*** Block opens ***
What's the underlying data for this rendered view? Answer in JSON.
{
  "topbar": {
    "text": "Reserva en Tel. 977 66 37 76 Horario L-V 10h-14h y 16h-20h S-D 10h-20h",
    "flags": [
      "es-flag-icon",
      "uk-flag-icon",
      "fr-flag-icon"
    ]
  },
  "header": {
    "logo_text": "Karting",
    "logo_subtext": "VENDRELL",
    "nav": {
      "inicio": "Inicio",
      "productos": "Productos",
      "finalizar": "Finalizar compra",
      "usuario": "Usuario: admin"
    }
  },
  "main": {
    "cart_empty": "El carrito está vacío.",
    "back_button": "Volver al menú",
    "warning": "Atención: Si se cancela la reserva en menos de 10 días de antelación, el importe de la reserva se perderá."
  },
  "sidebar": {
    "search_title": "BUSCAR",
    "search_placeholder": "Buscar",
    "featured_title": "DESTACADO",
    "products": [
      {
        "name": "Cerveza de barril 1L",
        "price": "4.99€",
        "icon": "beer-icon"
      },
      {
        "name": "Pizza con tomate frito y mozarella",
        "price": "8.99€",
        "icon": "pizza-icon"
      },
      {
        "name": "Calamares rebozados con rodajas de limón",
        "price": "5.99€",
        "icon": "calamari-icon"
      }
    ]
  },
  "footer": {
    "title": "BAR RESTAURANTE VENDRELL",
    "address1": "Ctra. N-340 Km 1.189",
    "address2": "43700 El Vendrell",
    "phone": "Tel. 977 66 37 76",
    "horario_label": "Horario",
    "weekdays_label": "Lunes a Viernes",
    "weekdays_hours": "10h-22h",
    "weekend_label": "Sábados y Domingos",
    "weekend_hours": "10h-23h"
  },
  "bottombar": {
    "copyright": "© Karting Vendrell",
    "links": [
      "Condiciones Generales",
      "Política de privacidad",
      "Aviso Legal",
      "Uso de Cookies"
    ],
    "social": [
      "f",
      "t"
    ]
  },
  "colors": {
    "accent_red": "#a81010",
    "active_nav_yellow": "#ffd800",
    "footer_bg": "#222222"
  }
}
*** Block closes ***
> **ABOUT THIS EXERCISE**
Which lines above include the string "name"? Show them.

> **SOLUTION FOR THIS TASK**
        "name": "Cerveza de barril 1L",
        "name": "Pizza con tomate frito y mozarella",
        "name": "Calamares rebozados con rodajas de limón",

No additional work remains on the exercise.